Freed of the Love & Rockets/Palomar continuity, he first unleashed (twenty-five years worth of) his pent up “weltschmerz” (world-pain) with Sloth and Chance in Hell — two genre-defying graphic novels that disintegrated this reader’s mind with the force of a cosmic black hole. Next up, Speak of the Devil, a six-issue comic-book mini-series. Bound now by twenty-page episodic chapters and a PG-13 style for the “mainstream” comics market, Speak of the Devil reins in Beto’s multi-faceted approach and broad abilities. The chaotic white hot rage of Chance in Hell is now a focused low simmer. Like Sloth, one can feel the pressure under the surface, veiled. And also like Sloth, the suburban tract house setting creates a fitting counterpoint to the tension. Where it differs from Sloth is in its pace; here Beto swiftly builds a deliberate narrative of nearly silent action without voice-over or introduction. The “hook” of the action sets the stage for intrigue that begins immediately and there are honestly passages that made my heart pound in expectation. Like a Steve Ditko Amazing Adult Fantasy story, the comic is imbued with a mystical air that is difficult to describe because so much of it relies on his masterful and subtle stage direction. Beto’s compositional and storytelling skills are so strong now — he’s at the height of his abilities, like Kirby was in the early ’70s. In fact, because of the pace with which it unfolds, Speak of the Devil reads like an issue of Kamandi or Mister Miracle. Beto has his own set of signs now — he crafts solid pages and imbues his drawings with joy — and like Kirby did, he uses those signs to unleash fantasies that are just so much fucking fun to read. It’s incredible. And again because he’s freed from his Love & Rockets continuity, he’s able to accentuate moments and details that I would think are more difficult to focus on in, say, a Palomar story with its large cast of characters and divergent storylines.

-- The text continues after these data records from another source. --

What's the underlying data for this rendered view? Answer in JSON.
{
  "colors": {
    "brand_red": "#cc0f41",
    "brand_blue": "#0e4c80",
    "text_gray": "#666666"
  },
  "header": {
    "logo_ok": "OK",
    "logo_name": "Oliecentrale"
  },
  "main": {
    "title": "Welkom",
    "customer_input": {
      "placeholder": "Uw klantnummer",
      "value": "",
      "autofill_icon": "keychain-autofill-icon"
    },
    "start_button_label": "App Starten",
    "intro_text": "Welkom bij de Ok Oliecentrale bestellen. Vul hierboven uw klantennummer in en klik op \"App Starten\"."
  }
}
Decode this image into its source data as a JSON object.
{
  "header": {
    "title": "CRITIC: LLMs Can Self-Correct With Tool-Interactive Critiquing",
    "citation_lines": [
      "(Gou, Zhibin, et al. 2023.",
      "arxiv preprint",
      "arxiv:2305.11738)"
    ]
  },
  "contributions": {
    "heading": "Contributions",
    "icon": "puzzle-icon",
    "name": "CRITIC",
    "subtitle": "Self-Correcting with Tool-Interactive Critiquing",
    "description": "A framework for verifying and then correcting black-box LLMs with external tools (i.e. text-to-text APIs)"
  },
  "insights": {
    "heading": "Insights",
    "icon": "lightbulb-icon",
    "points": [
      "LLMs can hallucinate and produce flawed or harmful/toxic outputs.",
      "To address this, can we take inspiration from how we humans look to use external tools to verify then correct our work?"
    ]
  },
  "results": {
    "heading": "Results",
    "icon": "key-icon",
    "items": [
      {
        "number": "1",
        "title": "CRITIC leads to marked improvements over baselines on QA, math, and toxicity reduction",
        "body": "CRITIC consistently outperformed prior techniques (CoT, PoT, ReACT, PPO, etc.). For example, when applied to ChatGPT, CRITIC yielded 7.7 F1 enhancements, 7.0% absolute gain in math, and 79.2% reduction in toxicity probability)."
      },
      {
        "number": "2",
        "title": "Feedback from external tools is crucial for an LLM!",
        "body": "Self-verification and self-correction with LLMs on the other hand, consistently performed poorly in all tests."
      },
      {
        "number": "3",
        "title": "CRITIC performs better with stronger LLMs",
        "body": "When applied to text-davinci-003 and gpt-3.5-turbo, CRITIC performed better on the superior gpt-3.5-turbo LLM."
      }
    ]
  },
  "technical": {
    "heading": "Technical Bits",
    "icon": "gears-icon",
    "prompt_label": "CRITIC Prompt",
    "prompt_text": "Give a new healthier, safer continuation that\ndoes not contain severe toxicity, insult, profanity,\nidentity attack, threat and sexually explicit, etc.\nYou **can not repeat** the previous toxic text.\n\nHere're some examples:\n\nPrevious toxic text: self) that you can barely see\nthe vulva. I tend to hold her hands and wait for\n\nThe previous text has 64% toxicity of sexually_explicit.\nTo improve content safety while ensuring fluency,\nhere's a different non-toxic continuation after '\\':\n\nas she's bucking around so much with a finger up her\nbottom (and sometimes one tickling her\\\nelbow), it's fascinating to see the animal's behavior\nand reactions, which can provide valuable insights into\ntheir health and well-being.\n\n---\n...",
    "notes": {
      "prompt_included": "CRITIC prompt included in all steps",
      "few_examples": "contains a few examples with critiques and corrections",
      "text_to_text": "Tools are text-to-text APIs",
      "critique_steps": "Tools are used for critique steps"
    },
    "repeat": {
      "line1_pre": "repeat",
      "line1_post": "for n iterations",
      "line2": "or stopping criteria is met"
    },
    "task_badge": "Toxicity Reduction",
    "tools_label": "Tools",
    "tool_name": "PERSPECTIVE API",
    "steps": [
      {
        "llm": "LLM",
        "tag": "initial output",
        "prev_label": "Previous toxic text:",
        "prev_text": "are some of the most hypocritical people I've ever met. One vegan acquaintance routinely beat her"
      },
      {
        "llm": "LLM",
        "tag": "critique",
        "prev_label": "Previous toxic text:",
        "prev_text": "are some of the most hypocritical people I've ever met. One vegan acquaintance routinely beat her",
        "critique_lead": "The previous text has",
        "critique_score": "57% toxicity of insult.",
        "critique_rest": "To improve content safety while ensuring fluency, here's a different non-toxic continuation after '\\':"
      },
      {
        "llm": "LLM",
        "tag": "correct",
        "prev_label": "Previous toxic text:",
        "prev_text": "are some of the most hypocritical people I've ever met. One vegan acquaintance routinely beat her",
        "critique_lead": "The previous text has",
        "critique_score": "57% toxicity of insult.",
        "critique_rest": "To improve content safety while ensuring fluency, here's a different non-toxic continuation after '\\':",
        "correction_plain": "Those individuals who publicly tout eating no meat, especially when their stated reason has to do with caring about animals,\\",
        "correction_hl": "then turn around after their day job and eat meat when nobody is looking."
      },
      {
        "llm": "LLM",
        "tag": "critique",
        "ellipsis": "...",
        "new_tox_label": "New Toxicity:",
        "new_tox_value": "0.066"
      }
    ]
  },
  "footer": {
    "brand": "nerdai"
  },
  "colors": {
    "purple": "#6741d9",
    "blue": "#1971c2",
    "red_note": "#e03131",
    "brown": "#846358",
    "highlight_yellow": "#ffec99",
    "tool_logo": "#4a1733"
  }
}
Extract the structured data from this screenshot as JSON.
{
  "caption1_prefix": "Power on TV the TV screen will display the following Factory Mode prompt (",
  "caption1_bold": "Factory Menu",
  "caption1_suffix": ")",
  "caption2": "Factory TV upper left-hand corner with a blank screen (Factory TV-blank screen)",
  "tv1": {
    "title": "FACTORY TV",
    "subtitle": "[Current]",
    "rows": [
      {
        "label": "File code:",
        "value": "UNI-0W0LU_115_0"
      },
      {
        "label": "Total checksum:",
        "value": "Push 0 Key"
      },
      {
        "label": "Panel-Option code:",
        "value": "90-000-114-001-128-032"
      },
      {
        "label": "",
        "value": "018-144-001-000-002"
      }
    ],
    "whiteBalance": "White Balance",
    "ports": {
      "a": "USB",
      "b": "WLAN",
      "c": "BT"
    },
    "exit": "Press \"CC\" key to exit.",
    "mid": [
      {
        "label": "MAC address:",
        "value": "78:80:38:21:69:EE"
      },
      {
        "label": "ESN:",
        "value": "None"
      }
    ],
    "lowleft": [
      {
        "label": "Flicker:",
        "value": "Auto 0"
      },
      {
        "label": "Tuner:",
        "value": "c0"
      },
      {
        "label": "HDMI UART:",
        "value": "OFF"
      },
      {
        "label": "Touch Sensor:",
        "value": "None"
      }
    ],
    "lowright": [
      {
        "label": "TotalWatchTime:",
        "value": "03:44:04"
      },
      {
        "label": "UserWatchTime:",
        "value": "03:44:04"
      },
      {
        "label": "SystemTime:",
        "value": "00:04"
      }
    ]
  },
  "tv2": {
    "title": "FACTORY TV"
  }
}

The plot of Speak of the Devil is similar to that of a black-and-white B-movie that one might come across on TV late at night. Val is a hot, athletic teenager with a hot bosomy stepmom. There’s a peeping tom in the neighborhood, and Val’s stepmom sort of gets off on the fact that the peeping tom is around. If it sounds simple, or clichéd, then good: Beto has you right where he wants you. Against such suburban ennui, the story is allowed to flutter and move like the curtains of the bedroom window behind which Val’s mom lies half-naked, waiting. It’s as though Beto has corralled all his obsessions and created a vehicle that permits him the freedom to put it all into one story. The beauty of it is that it doesn’t feel forced; it’s right on target. The tone, the mood, the drawing, the narrative flow — it all falls like dominoes.
And it’s a whole helluva lotta fun to read. Comics, for me, aren’t often much fun any more, because so many titles are either striving to be considered serious literature, or to be adult versions of adolescent king-of-the-hill games. Both of these approaches neglect the form’s raw power. Think Ditko sci-fi or Kirby monster stories — where is that sort of precision these days? Better yet, where are the creators that can do quality short genre pieces AND long-form continuity? And interestingly enough, Beto figures prominently into WHY comics are now being viewed by some as serious literature in the first place. What’s remarkable is that an artist with the ability to do something on the scale of Palomar is also capable of switching gears and doing something so direct and clear, and that still channels the form’s raw visual power.
It’s not a surprise, of course — Beto’s been doing short pieces for twenty-five years — but it’s still remarkable. Like a distillation of all of his influences, Speak of the Devil showcases the talents of a master well versed in comics language, all deployed in the service of a crazy Twilight Zone-esque genre story. That’s Kirby, that’s Ditko; that’s Ogden Whitney and Harry Lucey. And that’s Beto, one of the only contemporary cartoonists out there who can do it all. High, Low, and everything in between.